The men in Ababri’s visual images are represented in various sexual positions against a background that seems almost bucolic, until Ababri reveals that they represent the cotton fields of Black enslavement. It underscores the idea that ‘gay-for-pay’ hardcore porn performance is also commodified as labour in the same way that Justin Fashanu, England’s first £1million footballer, was a valuable commodity who, on public revelation of his sexuality, was so quickly discarded by ‘loyal’ football fans, tabloid journalists seeking to sell newspapers, fair-weather ‘friends’ making false accusations to secure out-of-court settlements, and family more concerned with respectability and their own careers than the complexity of Justin’s humanity. Ababri seeks to comment on the fact that dominant representations of same-sex intimacy are of African-American men; exploited or co-opted in the service of commercial interests, yet also serving as a viscerally powerful representation of visibility.
There is a sense in which Ababri’s stated intention of intersectionality doesn’t entirely come together in his work – and the show itself borders on the exploitation of the Black body – after all, what is represented here is the Black body as a signifier for global pain – and as such the Black body as ultimate victim. Ababri’s gaze does not seem, at least to this reviewer, to be one of identifying with the struggles of these subjects, rather they seem both vulnerable and consumable. Whether Ababri is challenging the reality of the broader queer consumption of Black gay masculinity as of low value and disposable, or adding his voice in confirmation of this position is an open question – this work echoes the broader perspective in which sexually performative Black bodies are hyper-visible yet silent and disposable. It is unclear whether Ababri intends this potentially exploitative vein to his work; his foregrounding of Justin Fashanu suggests a recognition of the power of visibility and naming – but the nuanced inter-weaving of painful experiences in Here is a strange and Bitter Crop does not really occur in Bed Works/Beautiful Fruit. These focus on the Black body, with only one piece representing a different ethnicity, in a way that seems out of step and tokenistic.

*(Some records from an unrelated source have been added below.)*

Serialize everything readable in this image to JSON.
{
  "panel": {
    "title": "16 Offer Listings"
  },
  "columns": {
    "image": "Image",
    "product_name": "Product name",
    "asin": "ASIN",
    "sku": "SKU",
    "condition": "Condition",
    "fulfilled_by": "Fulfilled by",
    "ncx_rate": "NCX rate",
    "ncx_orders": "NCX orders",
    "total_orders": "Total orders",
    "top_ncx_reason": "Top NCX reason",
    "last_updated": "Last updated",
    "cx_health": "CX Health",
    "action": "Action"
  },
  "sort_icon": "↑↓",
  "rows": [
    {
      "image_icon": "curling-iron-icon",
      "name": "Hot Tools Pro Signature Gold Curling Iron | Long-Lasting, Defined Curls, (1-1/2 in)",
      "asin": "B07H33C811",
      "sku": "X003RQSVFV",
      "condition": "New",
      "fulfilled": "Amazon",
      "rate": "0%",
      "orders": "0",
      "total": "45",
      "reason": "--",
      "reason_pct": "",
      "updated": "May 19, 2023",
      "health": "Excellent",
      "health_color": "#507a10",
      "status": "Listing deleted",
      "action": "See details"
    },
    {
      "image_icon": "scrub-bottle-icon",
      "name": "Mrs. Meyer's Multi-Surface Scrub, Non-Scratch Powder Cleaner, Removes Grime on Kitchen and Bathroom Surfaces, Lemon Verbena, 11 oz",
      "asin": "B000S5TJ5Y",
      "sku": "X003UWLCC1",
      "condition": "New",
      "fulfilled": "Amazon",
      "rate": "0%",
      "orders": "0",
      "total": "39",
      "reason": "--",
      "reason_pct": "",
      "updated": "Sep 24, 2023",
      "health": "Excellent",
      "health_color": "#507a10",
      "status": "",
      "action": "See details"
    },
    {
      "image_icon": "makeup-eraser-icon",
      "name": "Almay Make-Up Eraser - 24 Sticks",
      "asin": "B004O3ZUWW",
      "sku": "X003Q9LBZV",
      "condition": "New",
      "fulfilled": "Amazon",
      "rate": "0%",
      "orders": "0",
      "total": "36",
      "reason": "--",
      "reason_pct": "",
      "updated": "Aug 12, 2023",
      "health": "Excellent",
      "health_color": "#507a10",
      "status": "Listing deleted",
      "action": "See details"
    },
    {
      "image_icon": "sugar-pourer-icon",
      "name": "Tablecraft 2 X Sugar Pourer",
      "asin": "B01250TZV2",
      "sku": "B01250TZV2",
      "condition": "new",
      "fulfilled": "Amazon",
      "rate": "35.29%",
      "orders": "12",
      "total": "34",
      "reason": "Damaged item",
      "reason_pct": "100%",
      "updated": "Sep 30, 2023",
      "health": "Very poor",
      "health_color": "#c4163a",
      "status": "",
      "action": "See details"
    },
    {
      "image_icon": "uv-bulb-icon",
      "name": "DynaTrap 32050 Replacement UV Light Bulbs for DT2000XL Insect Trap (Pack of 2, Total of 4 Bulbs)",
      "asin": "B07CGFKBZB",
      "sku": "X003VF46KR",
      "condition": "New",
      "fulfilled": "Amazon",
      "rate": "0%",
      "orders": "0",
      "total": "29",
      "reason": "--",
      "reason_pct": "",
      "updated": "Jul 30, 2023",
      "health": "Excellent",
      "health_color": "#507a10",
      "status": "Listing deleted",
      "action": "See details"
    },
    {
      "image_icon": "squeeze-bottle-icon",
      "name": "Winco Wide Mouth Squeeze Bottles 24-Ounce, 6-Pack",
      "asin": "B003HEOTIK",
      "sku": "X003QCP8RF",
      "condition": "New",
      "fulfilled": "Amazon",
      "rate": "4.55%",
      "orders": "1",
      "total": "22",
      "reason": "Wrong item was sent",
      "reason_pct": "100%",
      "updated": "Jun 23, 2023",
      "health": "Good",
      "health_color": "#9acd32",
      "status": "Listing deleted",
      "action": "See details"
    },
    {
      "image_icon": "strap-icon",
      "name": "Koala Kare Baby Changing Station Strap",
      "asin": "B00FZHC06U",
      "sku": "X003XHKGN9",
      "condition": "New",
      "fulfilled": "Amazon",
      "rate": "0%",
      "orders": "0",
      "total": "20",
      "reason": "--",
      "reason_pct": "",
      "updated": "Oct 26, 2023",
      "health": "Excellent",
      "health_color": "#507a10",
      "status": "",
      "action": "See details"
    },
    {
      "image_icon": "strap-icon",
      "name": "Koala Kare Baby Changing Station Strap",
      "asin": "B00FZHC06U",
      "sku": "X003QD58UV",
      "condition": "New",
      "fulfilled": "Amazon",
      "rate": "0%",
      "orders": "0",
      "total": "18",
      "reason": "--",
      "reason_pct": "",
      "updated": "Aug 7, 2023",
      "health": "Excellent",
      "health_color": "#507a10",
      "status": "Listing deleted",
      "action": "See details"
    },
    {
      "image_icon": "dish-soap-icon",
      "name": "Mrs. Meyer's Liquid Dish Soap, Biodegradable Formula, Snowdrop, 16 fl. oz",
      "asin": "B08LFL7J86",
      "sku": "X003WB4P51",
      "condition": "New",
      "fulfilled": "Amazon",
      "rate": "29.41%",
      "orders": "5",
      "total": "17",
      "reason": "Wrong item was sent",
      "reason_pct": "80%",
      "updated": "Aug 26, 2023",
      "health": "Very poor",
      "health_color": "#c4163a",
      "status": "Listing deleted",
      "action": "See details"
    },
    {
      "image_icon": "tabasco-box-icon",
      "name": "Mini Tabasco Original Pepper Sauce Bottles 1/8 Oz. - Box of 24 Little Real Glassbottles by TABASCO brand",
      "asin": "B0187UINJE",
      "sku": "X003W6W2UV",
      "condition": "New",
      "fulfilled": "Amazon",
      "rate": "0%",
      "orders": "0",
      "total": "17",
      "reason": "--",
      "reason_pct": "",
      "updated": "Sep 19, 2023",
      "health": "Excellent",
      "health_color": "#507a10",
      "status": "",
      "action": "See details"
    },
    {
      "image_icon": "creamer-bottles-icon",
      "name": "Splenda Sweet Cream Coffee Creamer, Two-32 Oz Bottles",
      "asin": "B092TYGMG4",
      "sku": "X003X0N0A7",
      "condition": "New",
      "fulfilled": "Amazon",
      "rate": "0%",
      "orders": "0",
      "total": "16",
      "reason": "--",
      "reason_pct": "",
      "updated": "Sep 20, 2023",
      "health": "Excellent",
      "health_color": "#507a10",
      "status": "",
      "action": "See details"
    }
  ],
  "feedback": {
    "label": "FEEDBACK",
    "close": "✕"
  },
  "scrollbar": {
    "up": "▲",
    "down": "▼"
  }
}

Ababri’s work in other contexts does not focus solely on the Black body, as the accompanying video commentary to the show makes clear. It is perhaps an omission in the curation of this show, that while it allows a powerful focus on its themes, it robs us of a wider view of Ababri’s oeuvre. Still, who benefits from this exhibition of Black pain is a question that is always pertinent to ask. More pleasingly, Ababri’s artistic methods produce a bracing liveliness of colour and form that is joyous – and he’s also not shy of naming his influences, citing Bruce Nauman as an influence on the first and last work in the show. This stylised drawing of a man scheduled to be hung who escapes his noose – and, as Ababri explains, begins to dance, is suggestively disordered and sharp-edged, as if the body itself is a weapon against itself. In this piece, Ababri seems to say that it is possible to escape the noose of social oppression, but in the show taken as a whole, body and person remain disordered by the cost and pain of visibility – a pain that Ababri risks joining a long line of cultural producers in harvesting.